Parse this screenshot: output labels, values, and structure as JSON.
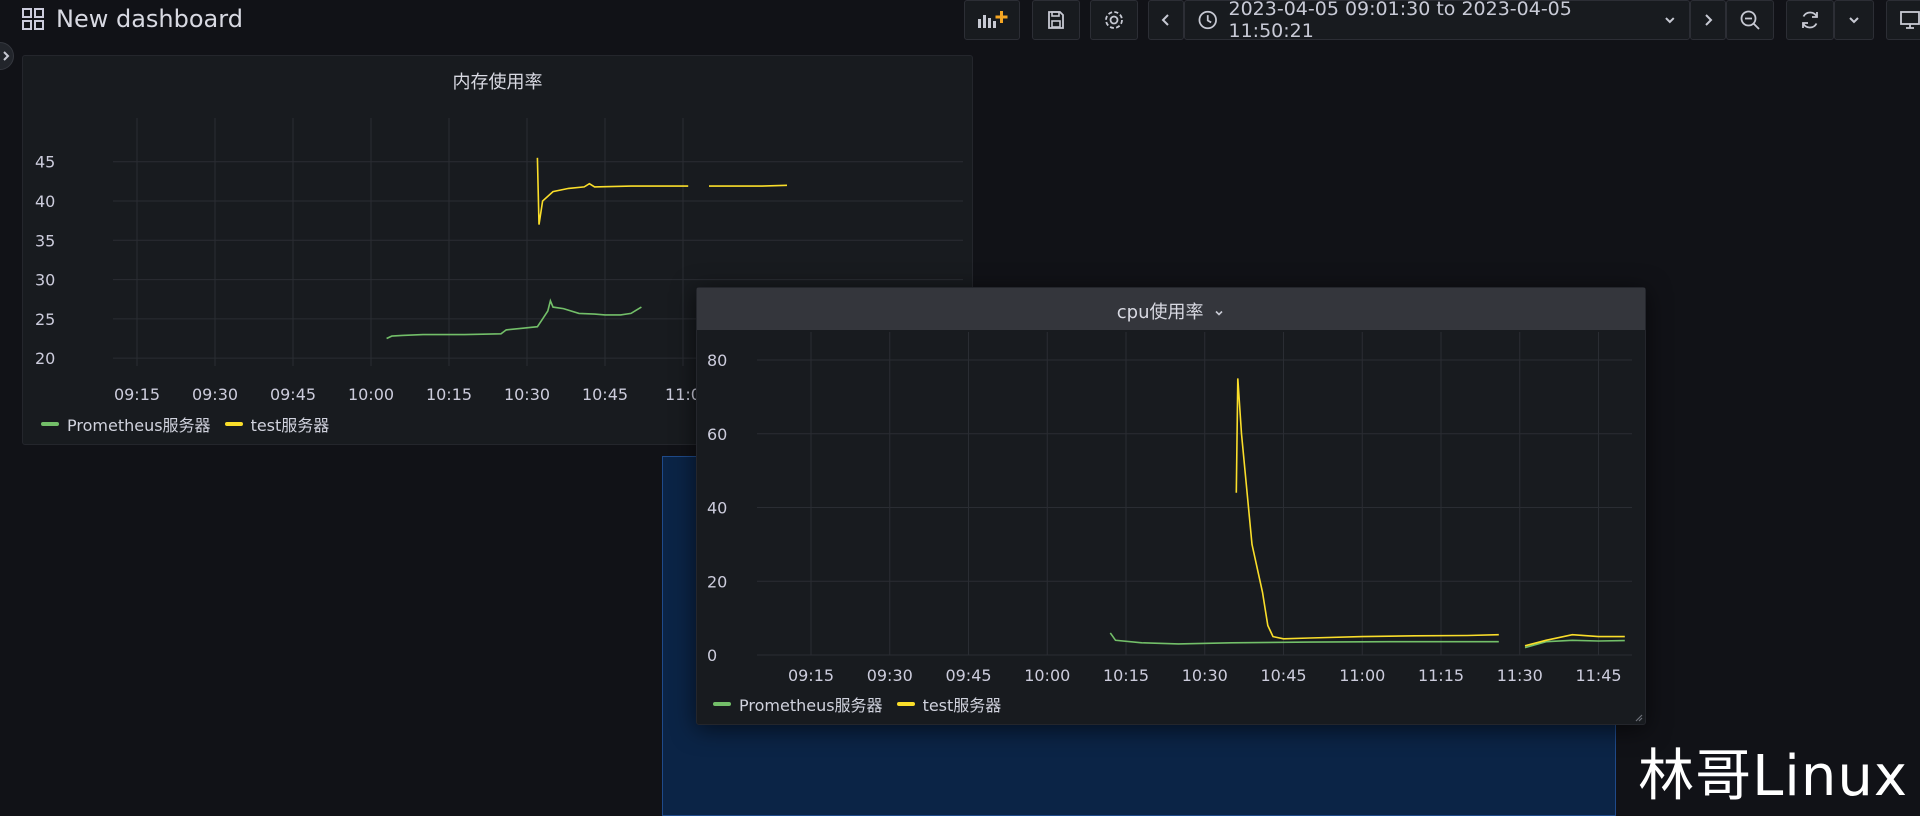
{
  "header": {
    "title": "New dashboard",
    "time_range": "2023-04-05 09:01:30 to 2023-04-05 11:50:21"
  },
  "colors": {
    "green": "#73bf69",
    "yellow": "#fade2a",
    "grid": "#2a2d33"
  },
  "icons": [
    "apps-icon",
    "add-panel-icon",
    "save-icon",
    "gear-icon",
    "chevron-left-icon",
    "clock-icon",
    "chevron-down-icon",
    "chevron-right-icon",
    "zoom-out-icon",
    "refresh-icon",
    "tv-icon"
  ],
  "watermark": "林哥Linux",
  "chart_data": [
    {
      "type": "line",
      "title": "内存使用率",
      "x_ticks": [
        "09:15",
        "09:30",
        "09:45",
        "10:00",
        "10:15",
        "10:30",
        "10:45",
        "11:0"
      ],
      "y_ticks": [
        "45",
        "40",
        "35",
        "30",
        "25",
        "20"
      ],
      "ylim": [
        19,
        47
      ],
      "xlim_min": [
        0,
        115
      ],
      "series": [
        {
          "name": "Prometheus服务器",
          "color": "#73bf69",
          "points": [
            [
              63,
              22.5
            ],
            [
              64,
              22.8
            ],
            [
              66,
              22.9
            ],
            [
              70,
              23
            ],
            [
              78,
              23
            ],
            [
              85,
              23.1
            ],
            [
              86,
              23.6
            ],
            [
              89,
              23.8
            ],
            [
              92,
              24
            ],
            [
              93,
              25
            ],
            [
              94,
              26
            ],
            [
              94.5,
              27.3
            ],
            [
              95,
              26.5
            ],
            [
              97,
              26.3
            ],
            [
              100,
              25.7
            ],
            [
              103,
              25.6
            ],
            [
              105,
              25.5
            ],
            [
              108,
              25.5
            ],
            [
              110,
              25.7
            ],
            [
              112,
              26.5
            ]
          ]
        },
        {
          "name": "test服务器",
          "color": "#fade2a",
          "points": [
            [
              92,
              45.5
            ],
            [
              92.3,
              37
            ],
            [
              93,
              40
            ],
            [
              95,
              41.2
            ],
            [
              98,
              41.6
            ],
            [
              101,
              41.8
            ],
            [
              102,
              42.2
            ],
            [
              103,
              41.8
            ],
            [
              110,
              41.9
            ],
            [
              121,
              41.9
            ]
          ],
          "points2": [
            [
              125,
              41.9
            ],
            [
              135,
              41.9
            ],
            [
              140,
              42
            ]
          ]
        }
      ],
      "grid": true,
      "legend": "bottom-left"
    },
    {
      "type": "line",
      "title": "cpu使用率",
      "x_ticks": [
        "09:15",
        "09:30",
        "09:45",
        "10:00",
        "10:15",
        "10:30",
        "10:45",
        "11:00",
        "11:15",
        "11:30",
        "11:45"
      ],
      "y_ticks": [
        "80",
        "60",
        "40",
        "20",
        "0"
      ],
      "ylim": [
        0,
        80
      ],
      "series": [
        {
          "name": "Prometheus服务器",
          "color": "#73bf69",
          "points": [
            [
              72,
              6
            ],
            [
              73,
              4
            ],
            [
              78,
              3.3
            ],
            [
              85,
              3
            ],
            [
              95,
              3.3
            ],
            [
              110,
              3.5
            ],
            [
              125,
              3.6
            ],
            [
              140,
              3.6
            ],
            [
              146,
              3.6
            ]
          ],
          "points2": [
            [
              151,
              2
            ],
            [
              155,
              3.6
            ],
            [
              160,
              4
            ],
            [
              165,
              3.8
            ],
            [
              170,
              3.9
            ]
          ]
        },
        {
          "name": "test服务器",
          "color": "#fade2a",
          "points": [
            [
              96,
              44
            ],
            [
              96.3,
              75
            ],
            [
              97,
              60
            ],
            [
              99,
              30
            ],
            [
              101,
              17
            ],
            [
              102,
              8
            ],
            [
              103,
              5
            ],
            [
              105,
              4.4
            ],
            [
              110,
              4.6
            ],
            [
              120,
              5
            ],
            [
              130,
              5.2
            ],
            [
              140,
              5.3
            ],
            [
              146,
              5.5
            ]
          ],
          "points2": [
            [
              151,
              2.5
            ],
            [
              155,
              4
            ],
            [
              160,
              5.5
            ],
            [
              165,
              5
            ],
            [
              170,
              5
            ]
          ]
        }
      ],
      "grid": true,
      "legend": "bottom-left"
    }
  ]
}
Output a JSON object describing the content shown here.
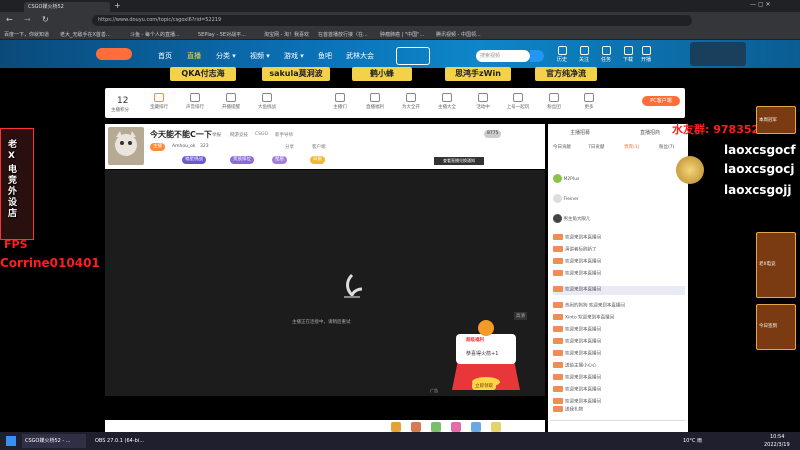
{
  "browser": {
    "tab_title": "CSGO媒火桥52",
    "url": "https://www.douyu.com/topic/csgoxl6?rid=52219",
    "bookmarks": [
      "百度一下，你就知道",
      "老大_无敌手在X首善...",
      "斗鱼 - 每个人的直播...",
      "5EPlay - 5E对战平...",
      "淘宝网 - 淘！我喜欢",
      "在首首播放行接（在...",
      "肿瘤肺癌 | \"中国\"...",
      "腾讯视频 - 中国领..."
    ]
  },
  "site": {
    "nav": [
      "首页",
      "直播",
      "分类 ▾",
      "视频 ▾",
      "游戏 ▾",
      "鱼吧",
      "武林大会"
    ],
    "search_placeholder": "搜索视频",
    "header_icons": [
      "历史",
      "关注",
      "任务",
      "下载",
      "开播",
      "我的",
      "创作中心"
    ]
  },
  "banners": [
    "QKA付志海",
    "sakula莫洞波",
    "鹤小蜂",
    "思鸿手zWin",
    "官方纯净流"
  ],
  "toolbar": {
    "rank_num": "12",
    "items": [
      "主播积分",
      "宝藏排行",
      "声音排行",
      "开播提醒",
      "大鱼挑战",
      "主播们",
      "直播福利",
      "为大全开",
      "主播大全",
      "活动中",
      "上号一起玩",
      "粉丝团",
      "更多"
    ],
    "pc_button": "PC客户端"
  },
  "room": {
    "title": "今天能不能C一下",
    "tags": [
      "举报",
      "网游竞技",
      "CSGO",
      "新手导师"
    ],
    "level_pill": "主播",
    "host_name": "Amhou_ok",
    "fans": "323",
    "extra": [
      "分享",
      "客户端"
    ],
    "pills": [
      "福星挑战",
      "贵族排位",
      "星愿",
      "白银"
    ],
    "follow_count": "8775",
    "report_btn": "查看直播兑换通知"
  },
  "player": {
    "loading_text": "主播正在连接中，请稍后重试",
    "badge_text": "高清",
    "promo_title": "超级福利",
    "promo_body": "恭喜得火箭+1",
    "promo_btn": "立即领取",
    "ad_label": "广告"
  },
  "chat": {
    "tabs": [
      "主播招募",
      "直播招商",
      "粉丝团"
    ],
    "subtabs": [
      "今日贡献",
      "7日贡献",
      "贵宾(1)",
      "粉丝(7)"
    ],
    "ranks": [
      "M2Plus",
      "Fleiner",
      "男主角大眼儿"
    ],
    "lines": [
      "欢迎来到本直播间",
      "演讲者标刷新了",
      "欢迎来到本直播间",
      "欢迎来到本直播间",
      "欢迎来到本直播间",
      "热闹的狗狗 欢迎来到本直播间",
      "Xinto 欢迎来到本直播间",
      "欢迎来到本直播间",
      "欢迎来到本直播间",
      "欢迎来到本直播间",
      "送给主播小心心",
      "欢迎来到本直播间",
      "欢迎来到本直播间",
      "欢迎来到本直播间",
      "送我礼物"
    ]
  },
  "overlay": {
    "left_badge_lines": [
      "老",
      "X",
      "电",
      "竞",
      "外",
      "设",
      "店"
    ],
    "fps_text": "FPS",
    "left_name": "Corrine010401",
    "qq_group": "水友群: 97835201",
    "right_ids": [
      "laoxcsgocf",
      "laoxcsgocj",
      "laoxcsgojj"
    ],
    "right_ads": [
      "本周冠军",
      "老X电竞",
      "今日签到"
    ]
  },
  "taskbar": {
    "apps": [
      "CSGO媒火桥52 - ...",
      "OBS 27.0.1 (64-bi..."
    ],
    "weather": "10°C 雨",
    "time": "10:54",
    "date": "2022/3/19"
  }
}
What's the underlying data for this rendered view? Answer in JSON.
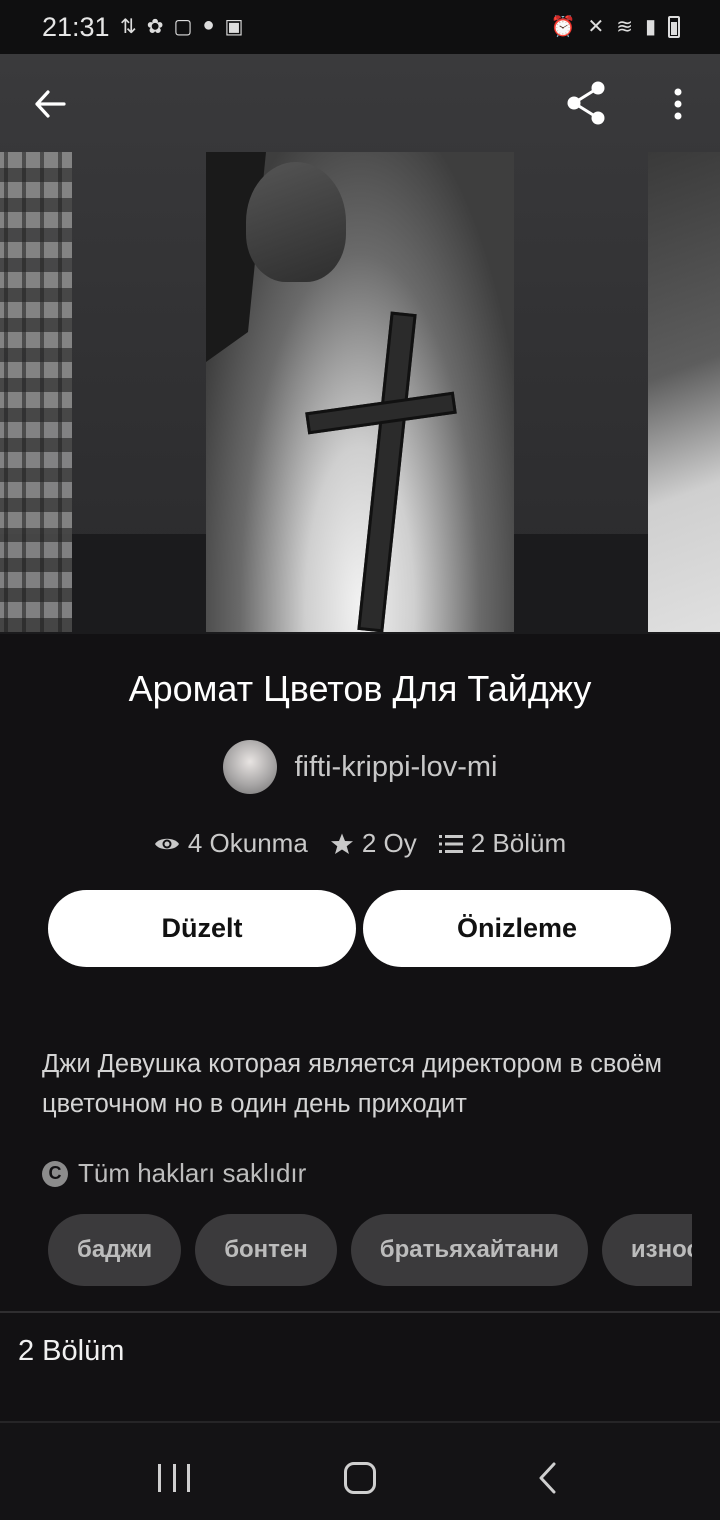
{
  "status_bar": {
    "time": "21:31",
    "left_icons": [
      "data-speed-icon",
      "pet-icon",
      "square-icon",
      "cat-icon",
      "image-icon"
    ],
    "right_icons": [
      "alarm-icon",
      "mute-icon",
      "wifi-icon",
      "signal-icon",
      "battery-icon"
    ]
  },
  "story": {
    "title": "Аромат Цветов Для Тайджу",
    "author": "fifti-krippi-lov-mi",
    "stats": {
      "reads": "4 Okunma",
      "votes": "2 Oy",
      "parts": "2 Bölüm"
    },
    "buttons": {
      "edit": "Düzelt",
      "preview": "Önizleme"
    },
    "description": "Джи Девушка которая является директором в своём цветочном но в один день приходит",
    "copyright": "Tüm hakları saklıdır",
    "copyright_symbol": "C",
    "tags": [
      "баджи",
      "бонтен",
      "братьяхайтани",
      "износ"
    ],
    "chapters_heading": "2 Bölüm"
  },
  "colors": {
    "background": "#121113",
    "button_bg": "#ffffff",
    "tag_bg": "#3b3a3c"
  }
}
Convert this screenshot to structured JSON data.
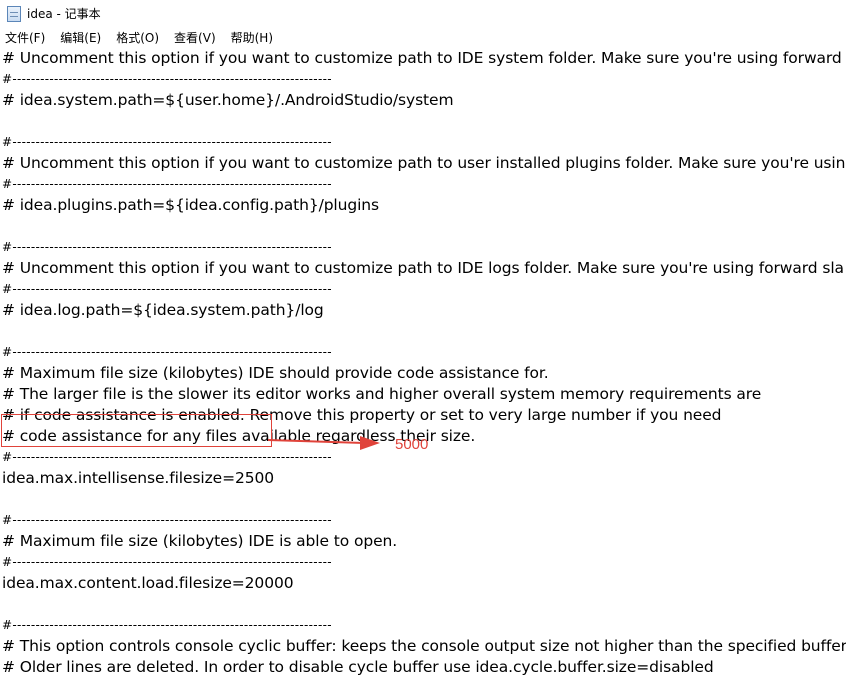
{
  "window": {
    "title": "idea - 记事本",
    "icon": "notepad-icon"
  },
  "menu": [
    {
      "label": "文件(F)"
    },
    {
      "label": "编辑(E)"
    },
    {
      "label": "格式(O)"
    },
    {
      "label": "查看(V)"
    },
    {
      "label": "帮助(H)"
    }
  ],
  "lines": [
    "# Uncomment this option if you want to customize path to IDE system folder. Make sure you're using forward",
    "#---------------------------------------------------------------------",
    "# idea.system.path=${user.home}/.AndroidStudio/system",
    "",
    "#---------------------------------------------------------------------",
    "# Uncomment this option if you want to customize path to user installed plugins folder. Make sure you're usin",
    "#---------------------------------------------------------------------",
    "# idea.plugins.path=${idea.config.path}/plugins",
    "",
    "#---------------------------------------------------------------------",
    "# Uncomment this option if you want to customize path to IDE logs folder. Make sure you're using forward sla",
    "#---------------------------------------------------------------------",
    "# idea.log.path=${idea.system.path}/log",
    "",
    "#---------------------------------------------------------------------",
    "# Maximum file size (kilobytes) IDE should provide code assistance for.",
    "# The larger file is the slower its editor works and higher overall system memory requirements are",
    "# if code assistance is enabled. Remove this property or set to very large number if you need",
    "# code assistance for any files available regardless their size.",
    "#---------------------------------------------------------------------",
    "idea.max.intellisense.filesize=2500",
    "",
    "#---------------------------------------------------------------------",
    "# Maximum file size (kilobytes) IDE is able to open.",
    "#---------------------------------------------------------------------",
    "idea.max.content.load.filesize=20000",
    "",
    "#---------------------------------------------------------------------",
    "# This option controls console cyclic buffer: keeps the console output size not higher than the specified buffer",
    "# Older lines are deleted. In order to disable cycle buffer use idea.cycle.buffer.size=disabled"
  ],
  "annotation": {
    "text": "5000",
    "color": "#e0433a"
  }
}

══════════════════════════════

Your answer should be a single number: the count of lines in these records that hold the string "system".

● EXERCISE ANSWER:
4